Bajaj Auto: The Story of an Indian Born Global Brand
Given that my last name is ‘Bajaj’, I have been known as ‘Hamara Bajaj’ for as long as I can remember. Although I have no direct connection to the family, it’s a Brand that I feel quite connected to!
Also, what’s interesting is the origin of the word “Bajaj”.It comes from the Punjabi word “Bajaji”, which means ‘cloth’. This perhaps means that most Bajaj’s business would have originated from a caste of Cloth sellers in the Sindh. And hence you find Punjabi, Marwari’s & Sindhi’s all with the last name Bajaj!
An interesting tale that my dad tells me is that I was virtually born on a bullet, which my dad owned when my mom was expecting. I remember later on in the 1980s we also owned a Bajaj scooter like many middle-class Indian families.
Enough of my story. Let’s talk about the Bajaj group. The Bajaj Group is one of the oldest and largest Indian conglomerates, founded by Jamnalal Bajaj in 1926. Currently, the group has business interests across automobiles (2- and 3-wheelers), home appliances, lighting, iron and steel, insurance, travel, and finance.
However, Bajaj Auto is clearly the crown jewel.

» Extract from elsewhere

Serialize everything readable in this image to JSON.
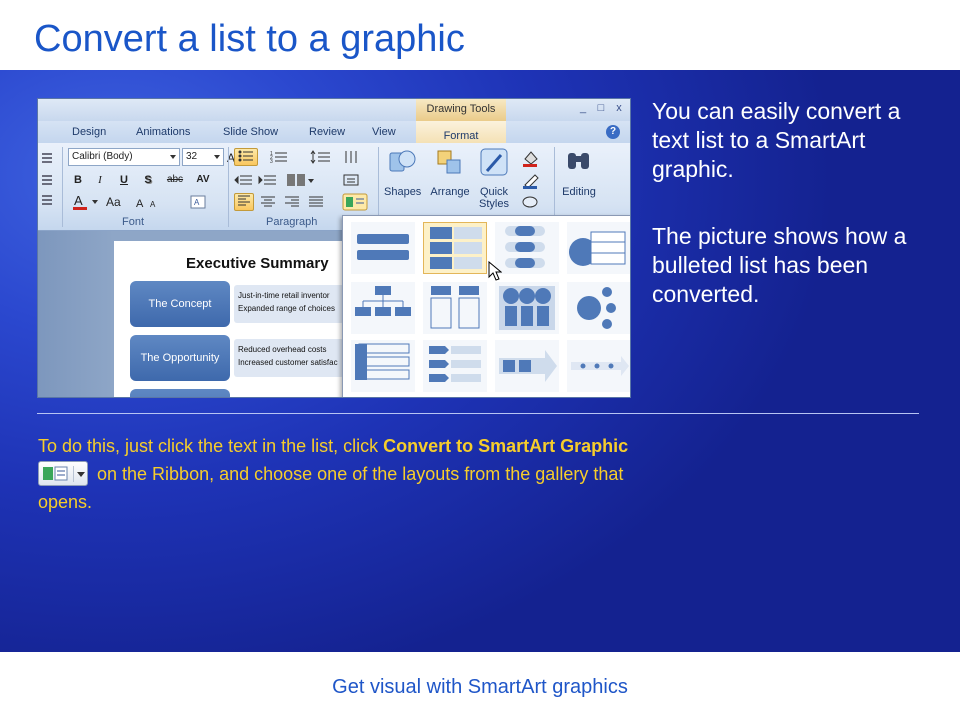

And the story of this business is perhaps one of the most exciting stories of Indian born brands.
Bajaj Auto becoming The Pride of India
Perhaps the fondest memory that any Bajaj mention evokes in all of us is of the iconic ‘buland bharat ki buland tasweer’ advertisement that was played in 1989. These were the years just before liberalization and Bajaj had a monopoly in the Indian market.
The advertising was perhaps a well thought out pre-emptive strike by the automobile major in a market that was on the cusp of opening up. The Bajaj group knew that its monopoly was soon to be challenged. And perhaps the best way to fight back would be to evoke emotions of national pride among its customers.
The company also did this campaign to popularise Bajaj Chetak as the dynamic scooter that would be the pride of every Indian family. At a time when there was a waiting period for even scooters and cars were a privilege reserved for the rich, the campaign perfectly captured what every Indian family felt about their chariot on two wheels.
The advertising cemented Bajaj’s position as the pride of every Indian household. It also helped the brand keep aggressive competition at bay for the next few years.
However, Advertising can rarely combat Product Innovation. As a result, Bajaj Auto’s most iconic scooter Chetak faced a fate similar to what Kodak faced in Analogue cameras when the market moved towards digital cameras.
The 90s were difficult times for Bajaj Auto and under the onslaught of toughening competition, the company faced assault from several directions:
The first big challenge to the business came from the launch of Activa from Hero Honda. Activa was a stylish looking gearless scooter with an electric start. It quickly made scooters with gears obsolete and the iconic ‘Chetak’ stopped production in 2005.
Bajaj tried to fight back with ‘Kristal’ in 2006 but it never really took off. And the Bajaj group decided to exit from the Scooter segment altogether in 2009.
To this day, the Bajaj family continues to be asked by market observers, if exiting from the well-established scooter business was a wise strategy. But as very rightly said by Michael Porter
The essence of strategy is choosing what not to do.
Hence the decision to vacate the scooter segment enabled the company to put razor-sharp focus and deploy aggressive resources to reposition the company as a motorbike manufacturer.
Repositioning Bajaj Auto
The strategy to reposition itself as a Motorbike company was not easy and was played out through a number of successful & not so successful initiatives.
The first was the launch of the reloaded version of ‘Hamara Bajaj’ in 2001 with the brilliant ‘badal rahain hain hum yaha..’ which interspaced the previous lyrics with the reloaded ones, marking a transition to a more modern avatar while retaining a warm Indian core.
The TVC was perhaps even more brilliant than the original which displayed all their motorcycle models including the ‘Eliminator’, the ‘Boxer’ & the ‘Caliber’.
After playing in the 100 cc or below segment, it was the launch of Bajaj Discover in 2004 that took Bajaj to lead the 125 cc category.
However, the real success of Bajaj Auto in the motorcycle business could be attributed to its launch of Pulsar in 2001 in 150 cc & 180 cc variants. The bike was in direct competition with Hero Honda CBZ (1999). The Bajaj Group was agile enough to work quickly with R&D support from Tokyo and Glynn Kerr as the designer. The bike was an all-out success and by 2011 it had a 47% Marke Share in the segment, giving Bajaj Auto a market share of 27% in 2011.